Website and app data records

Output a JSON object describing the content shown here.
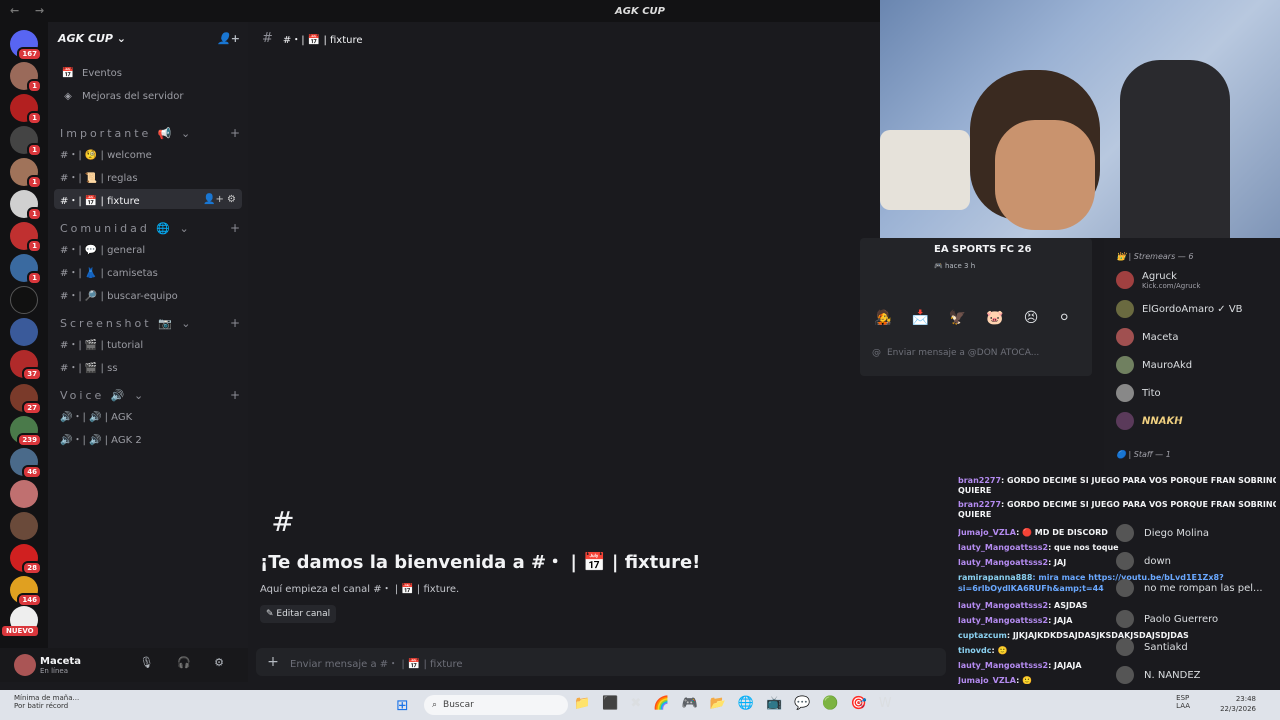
{
  "window": {
    "title": "AGK CUP"
  },
  "rail": {
    "badges": [
      "167",
      "1",
      "1",
      "1",
      "1",
      "1",
      "1",
      "1",
      "",
      "",
      "37",
      "27",
      "239",
      "46",
      "",
      "",
      "28",
      "146",
      ""
    ],
    "nuevo": "NUEVO"
  },
  "server": {
    "name": "AGK CUP ⌄"
  },
  "top_items": [
    {
      "icon": "calendar-icon",
      "label": "Eventos"
    },
    {
      "icon": "boost-icon",
      "label": "Mejoras del servidor"
    }
  ],
  "categories": {
    "importante": "Importante 📢 ⌄",
    "comunidad": "Comunidad 🌐 ⌄",
    "screenshot": "Screenshot 📷 ⌄",
    "voice": "Voice 🔊 ⌄"
  },
  "channels": {
    "welcome": "#・| 🧐 | welcome",
    "reglas": "#・| 📜 | reglas",
    "fixture": "#・| 📅 | fixture",
    "general": "#・| 💬 | general",
    "camisetas": "#・| 👗 | camisetas",
    "buscar": "#・| 🔎 | buscar-equipo",
    "tutorial": "#・| 🎬 | tutorial",
    "ss": "#・| 🎬 | ss",
    "agk": "🔊・| 🔊 | AGK",
    "agk2": "🔊・| 🔊 | AGK 2"
  },
  "user": {
    "name": "Maceta",
    "status": "En línea"
  },
  "main": {
    "header": "#・| 📅 | fixture",
    "welcome_title": "¡Te damos la bienvenida a #・ | 📅 | fixture!",
    "welcome_sub": "Aquí empieza el canal #・ | 📅 | fixture.",
    "edit": "✎ Editar canal",
    "composer_placeholder": "Enviar mensaje a #・ | 📅 | fixture"
  },
  "profile": {
    "game": "EA SPORTS FC 26",
    "ago": "🎮 hace 3 h",
    "emojis": [
      "🧑‍🎤",
      "📩",
      "🦅",
      "🐷",
      "😣",
      "⚪"
    ],
    "dm_placeholder": "Enviar mensaje a @DON ATOCA..."
  },
  "members": {
    "streamers_cat": "👑 | Stremears — 6",
    "list": [
      {
        "name": "Agruck",
        "sub": "Kick.com/Agruck",
        "color": "#f0d080"
      },
      {
        "name": "ElGordoAmaro ✓ VB",
        "sub": "",
        "color": "#f0d080"
      },
      {
        "name": "Maceta",
        "sub": "",
        "color": "#f0d080"
      },
      {
        "name": "MauroAkd",
        "sub": "",
        "color": "#f0d080"
      },
      {
        "name": "Tito",
        "sub": "",
        "color": "#f0d080"
      },
      {
        "name": "𝙉𝙉𝘼𝙆𝙃",
        "sub": "",
        "color": "#f0d080"
      }
    ],
    "staff_cat": "🔵 | Staff — 1"
  },
  "chat": [
    {
      "user": "bran2277",
      "msg": ": GORDO DECIME SI JUEGO PARA VOS PORQUE FRAN SOBRINO ME QUIERE"
    },
    {
      "user": "",
      "msg": "QUIERE"
    },
    {
      "user": "bran2277",
      "msg": ": GORDO DECIME SI JUEGO PARA VOS PORQUE FRAN SOBRINO ME"
    },
    {
      "user": "",
      "msg": "QUIERE"
    },
    {
      "user": "Jumajo_VZLA",
      "msg": ": 🔴 MD DE DISCORD"
    },
    {
      "user": "lauty_Mangoattsss2",
      "msg": ": que nos toque"
    },
    {
      "user": "lauty_Mangoattsss2",
      "msg": ": JAJ"
    },
    {
      "user": "ramirapanna888",
      "msg": ": mira mace https://youtu.be/bLvd1E1Zx8?"
    },
    {
      "user": "",
      "msg": "si=6rlbOydlKA6RUFh&amp;t=44"
    },
    {
      "user": "lauty_Mangoattsss2",
      "msg": ": ASJDAS"
    },
    {
      "user": "lauty_Mangoattsss2",
      "msg": ": JAJA"
    },
    {
      "user": "cuptazcum",
      "msg": ": JJKJAJKDKDSAJDASJKSDAKJSDAJSDJDAS"
    },
    {
      "user": "tinovdc",
      "msg": ": 🙂"
    },
    {
      "user": "lauty_Mangoattsss2",
      "msg": ": JAJAJA"
    },
    {
      "user": "Jumajo_VZLA",
      "msg": ": 🙂"
    },
    {
      "user": "tinovdc",
      "msg": ": 🙂"
    }
  ],
  "side_members": [
    {
      "name": "Diego Molina"
    },
    {
      "name": "down"
    },
    {
      "name": "no me rompan las pel..."
    },
    {
      "name": "Paolo Guerrero"
    },
    {
      "name": "Santiakd"
    },
    {
      "name": "N. NANDEZ"
    }
  ],
  "taskbar": {
    "weather_line1": "Mínima de maña...",
    "weather_line2": "Por batir récord",
    "search": "Buscar",
    "lang": "ESP\nLAA",
    "time": "23:48",
    "date": "22/3/2026",
    "apps": [
      "📁",
      "⬛",
      "✖",
      "🌈",
      "🎮",
      "📂",
      "🌐",
      "📺",
      "💬",
      "🟢",
      "🎯",
      "W"
    ]
  }
}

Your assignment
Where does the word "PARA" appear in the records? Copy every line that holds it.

Your response
      "msg": ": GORDO DECIME SI JUEGO PARA VOS PORQUE FRAN SOBRINO ME QUIERE"
      "msg": ": GORDO DECIME SI JUEGO PARA VOS PORQUE FRAN SOBRINO ME"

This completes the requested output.